One of our spin-tops, with a double row of magnets tuned as a minor third, always spins out lullabies. The spin invites onlookers to an object of wo/ander; the spin invites listeners to fall into a shared sleep.
We are listening to entropy as it unfolds. The spin-tops become generators: they generate sounds; these sounds generate ideas which provoke us to experiment further; experiments generate different sets of sono-aesthetic conditions: low-fi and sci-fi. Within an aquarium for instance, a drop of ink injected into water spreads into a slow-spinning dissolution: here we quantify (a drop), amplify (a drift) and lullaby (a dream?).
By playing these instruments we can experience processes of discrete continuity, a cut through spacetime at a specific point along the spin-top. Their launch is a charge, a continuous acceleration. Their spin is the dissipation of energy in a continuous deceleration; these flows are cut. The emerging magnetic field is a disruption which we pick up with coils. When blowing onto a spin-top through an aluminium straw, the flow of air is interrupted by the topography of the top, shaping this truncated stream into a wailing soft siren. Ripples are produced, both acoustically and electrically, translating the changing rate of spin into a descending tone. Always in relation to the top’s diameter, to its partitions, sounds of differentiated durations are melting together the continuous and the discrete. Curiously, while we can only perceive phenomena as flow, their making relies on quantization.
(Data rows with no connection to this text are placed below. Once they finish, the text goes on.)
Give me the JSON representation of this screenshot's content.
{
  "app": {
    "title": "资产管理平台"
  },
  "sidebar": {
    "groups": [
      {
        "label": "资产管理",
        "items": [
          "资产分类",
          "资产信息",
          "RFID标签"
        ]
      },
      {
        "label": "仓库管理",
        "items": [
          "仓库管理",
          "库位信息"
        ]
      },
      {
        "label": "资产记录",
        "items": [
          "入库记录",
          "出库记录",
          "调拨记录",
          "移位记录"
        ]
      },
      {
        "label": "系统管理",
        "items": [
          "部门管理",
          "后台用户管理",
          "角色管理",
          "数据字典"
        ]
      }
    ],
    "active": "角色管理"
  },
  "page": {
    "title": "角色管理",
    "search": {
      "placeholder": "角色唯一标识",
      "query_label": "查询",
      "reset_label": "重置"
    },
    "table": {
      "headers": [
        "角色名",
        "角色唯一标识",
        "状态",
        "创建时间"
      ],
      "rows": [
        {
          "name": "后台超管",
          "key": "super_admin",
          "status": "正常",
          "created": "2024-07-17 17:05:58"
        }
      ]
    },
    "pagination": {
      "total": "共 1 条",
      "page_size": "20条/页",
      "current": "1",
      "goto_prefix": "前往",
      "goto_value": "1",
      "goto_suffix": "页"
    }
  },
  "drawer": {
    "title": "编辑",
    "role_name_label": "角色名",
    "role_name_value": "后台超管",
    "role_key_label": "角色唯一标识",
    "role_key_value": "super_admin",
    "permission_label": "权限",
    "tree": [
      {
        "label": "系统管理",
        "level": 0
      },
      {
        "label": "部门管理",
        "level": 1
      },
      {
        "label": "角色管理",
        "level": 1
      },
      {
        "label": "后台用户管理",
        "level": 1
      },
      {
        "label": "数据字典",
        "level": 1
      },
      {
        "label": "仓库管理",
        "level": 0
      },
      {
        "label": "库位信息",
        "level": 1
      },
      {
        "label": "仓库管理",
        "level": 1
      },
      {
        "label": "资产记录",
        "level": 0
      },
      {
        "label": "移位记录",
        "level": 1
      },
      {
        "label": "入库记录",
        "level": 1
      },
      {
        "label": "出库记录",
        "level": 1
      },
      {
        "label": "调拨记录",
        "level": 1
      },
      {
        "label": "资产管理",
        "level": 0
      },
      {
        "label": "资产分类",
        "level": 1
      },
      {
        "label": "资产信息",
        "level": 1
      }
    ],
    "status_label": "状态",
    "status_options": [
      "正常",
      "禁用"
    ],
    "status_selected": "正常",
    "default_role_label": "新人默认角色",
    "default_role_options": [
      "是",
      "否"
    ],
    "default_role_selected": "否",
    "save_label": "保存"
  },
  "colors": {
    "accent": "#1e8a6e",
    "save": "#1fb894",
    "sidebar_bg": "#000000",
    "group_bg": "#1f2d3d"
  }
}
Playing a musical spin-top is a multifaceted thing. You take the custom-made wooden launcher with one hand and place the top’s central brass-pole through the launcher’s two holes. With your other hand you slide the fine, strong kite string through the hole in the spin-top’s pole. When enough thread has passed through the hole, so as not to be pulled out by the initial tilt, you start turning the pole with two fingers of your hand, weaving the thread around the pole. Your other forefinger and thumb guide the string while carefully keeping it tensed. You can control the shape of this ‘bob’, knowing that during the launch it will go through the exact same reverse course. When the thread is all wound up, the ring at its end reaches the main body of the launcher and is blocked by it.
Now you place the charged spin-top on the middle of a ceramic plate in front of you: One hand around the handle of the launcher, the thumb at the top of the groove counterbalancing and keeping it centred. With the other hand gripped through the ring at the end of the string you begin pulling. Starting slowly but gradually building momentum and speed, you must keep the launcher-hand very steady, your arm muscles balancing the pull from the thread that is now augmented by growing centrifugal forces. The pull ends suddenly when the thread is all un-wound and in that moment your launcher-arm must immediately re-adjust to this change in order to keep the launcher as horizontal as possible. At that very moment, you lift your launcher-hand as swiftly and vertically as possible to release the spin-top.
While you pick up the turning magnetic field with the copper-coil you closely feel the pulse of the induced current in your hand, simultaneously listening to its amplified sound through the space. By playing this instrument your whole body becomes attuned to each and every one of the top’s turns and wobbles. You sense, see and listen to the effects of gravity and the play of centrifugal forces.
There are moments you forget that the spin will ever end.